Allowing 3-point attempts in a Big Ten where teams are shooting 31.1% from outside in league games doesn't seem like an awful idea, but the law of averages could eventually catch up.

In seven Big Ten games, Rutgers’ opponents attempt 7.6 more 3-pointers per game but only make 1.1 extra three per game.

How sustainable the approach is will come down to whether there’s a dark art to preventing 3-point accuracy or if it comes down to a bit of luck. Opinions vary, but the truth is probably somewhere in the middle.

The Scarlet Knights are one of the longer teams in college basketball, ranked 33rd in average height with only one player shorter than 6-foot-4 in the rotation. It should be hard to shoot over this defense.

On the other hand, only 53.5% of the catch and shoot attempts that Rutgers allows are tagged by Synergy Sports as “guarded,” which is only the sixth-best rate in the conference.

Can this team make the NCAA Tournament?

Momentum is incredibly powerful in college basketball, and the Scarlet Knights have it. This team is playing its best basketball in decades over the last month and expects to win games, especially at home.

A generous conference schedule should also help. Rutgers has the easiest schedule in the league this year, per Bart Torvik, one that only includes nine road games. The Scarlet Knights will face Michigan at Madison Square Garden in what was supposed to be a Michigan home game.

Rutgers also doesn’t have to travel to Indiana or Minnesota, two programs that it already beat, and will be fighting against for an NCAA Tournament spot.

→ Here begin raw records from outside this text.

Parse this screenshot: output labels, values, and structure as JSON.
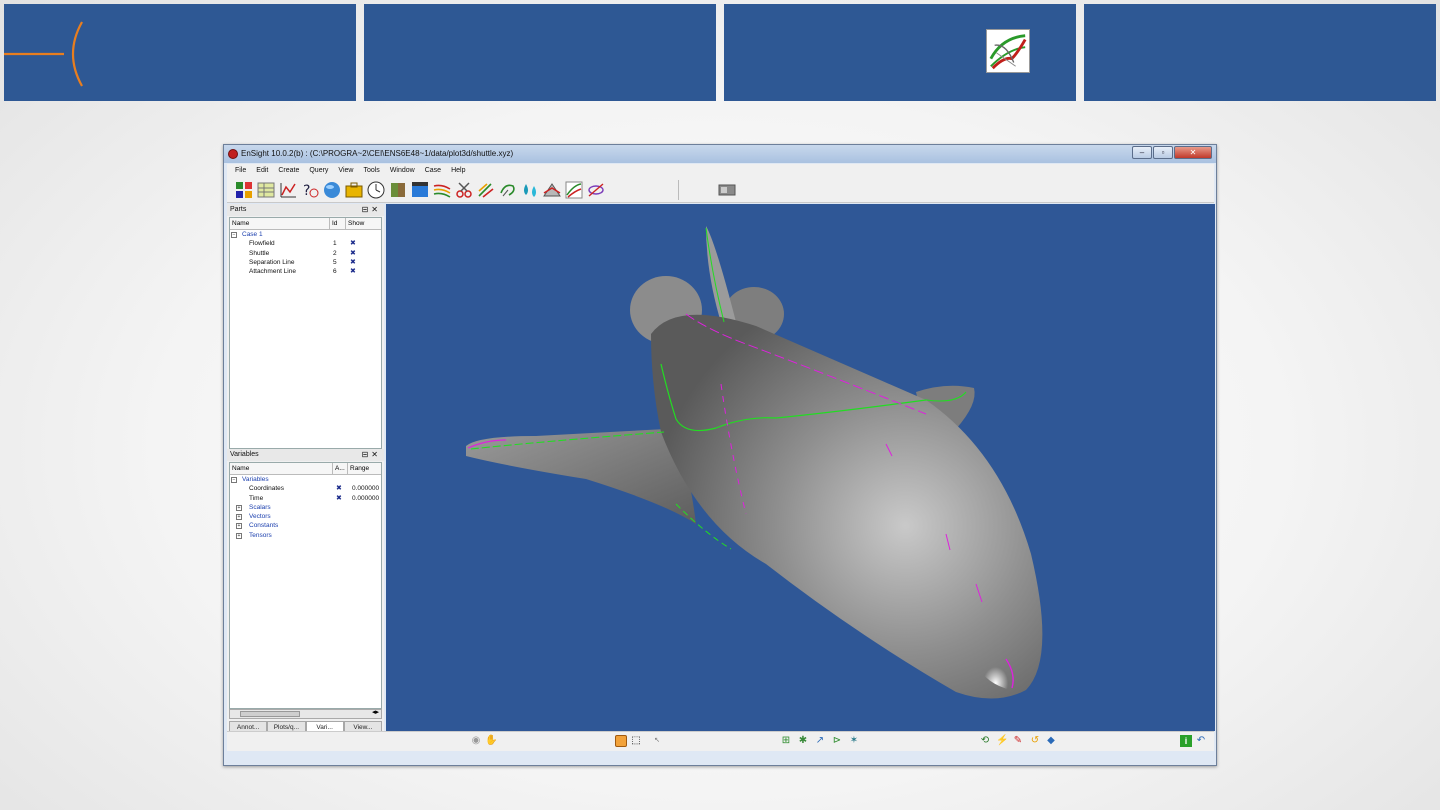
{
  "slide": {
    "header_segments": 4
  },
  "window": {
    "title": "EnSight 10.0.2(b) :  (C:\\PROGRA~2\\CEI\\ENS6E48~1/data/plot3d/shuttle.xyz)",
    "controls": {
      "minimize": "–",
      "maximize": "▫",
      "close": "✕"
    }
  },
  "menu": [
    "File",
    "Edit",
    "Create",
    "Query",
    "View",
    "Tools",
    "Window",
    "Case",
    "Help"
  ],
  "parts_panel": {
    "title": "Parts",
    "columns": [
      "Name",
      "Id",
      "Show"
    ],
    "case_label": "Case 1",
    "rows": [
      {
        "name": "Flowfield",
        "id": "1"
      },
      {
        "name": "Shuttle",
        "id": "2"
      },
      {
        "name": "Separation Line",
        "id": "5"
      },
      {
        "name": "Attachment Line",
        "id": "6"
      }
    ]
  },
  "variables_panel": {
    "title": "Variables",
    "columns": [
      "Name",
      "A...",
      "Range"
    ],
    "root_label": "Variables",
    "rows": [
      {
        "name": "Coordinates",
        "range": "0.000000"
      },
      {
        "name": "Time",
        "range": "0.000000"
      }
    ],
    "groups": [
      "Scalars",
      "Vectors",
      "Constants",
      "Tensors"
    ]
  },
  "tabs": [
    "Annot...",
    "Plots/q...",
    "Vari...",
    "View..."
  ],
  "active_tab_index": 2,
  "colors": {
    "slide_band": "#2e5894",
    "viewport_bg": "#2f5796",
    "deco_orange": "#e87e1f",
    "separation_line": "#22dd22",
    "attachment_line": "#dd22dd"
  }
}
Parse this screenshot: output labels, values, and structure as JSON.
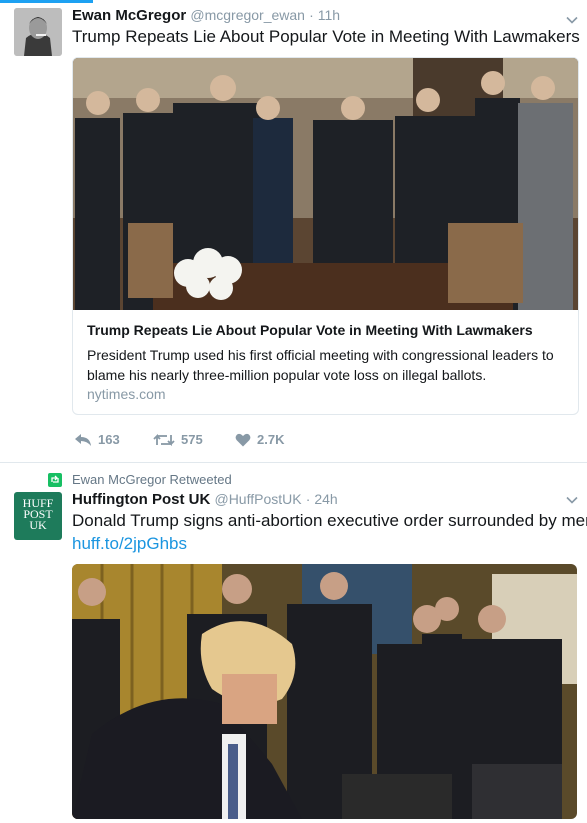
{
  "tweet1": {
    "author_name": "Ewan McGregor",
    "author_handle": "@mcgregor_ewan",
    "time": "· 11h",
    "text": "Trump Repeats Lie About Popular Vote in Meeting With Lawmakers",
    "card": {
      "title": "Trump Repeats Lie About Popular Vote in Meeting With Lawmakers",
      "description": "President Trump used his first official meeting with congressional leaders to blame his nearly three-million popular vote loss on illegal ballots.",
      "domain": "nytimes.com"
    },
    "actions": {
      "replies": "163",
      "retweets": "575",
      "likes": "2.7K"
    }
  },
  "tweet2": {
    "retweet_context": "Ewan McGregor Retweeted",
    "author_name": "Huffington Post UK",
    "author_handle": "@HuffPostUK",
    "time": "· 24h",
    "avatar_text": [
      "HUFF",
      "POST",
      "UK"
    ],
    "text": "Donald Trump signs anti-abortion executive order surrounded by men",
    "link": "huff.to/2jpGhbs"
  },
  "colors": {
    "accent": "#1da1f2",
    "huffpost_green": "#1e7b5b",
    "retweet_green": "#17bf63",
    "muted": "#8899a6"
  }
}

On the other hand, the Scarlet Knights best win away from home was at Nebraska, and they still have to travel to Maryland, Ohio State, Wisconsin, Iowa, Penn State, and Purdue.

Those games are a tough ask away from the RAC, which means the season might come down to the two games against Michigan and home games against Maryland, Purdue, and Illinois.

Given how well Rutgers defends, it has a chance.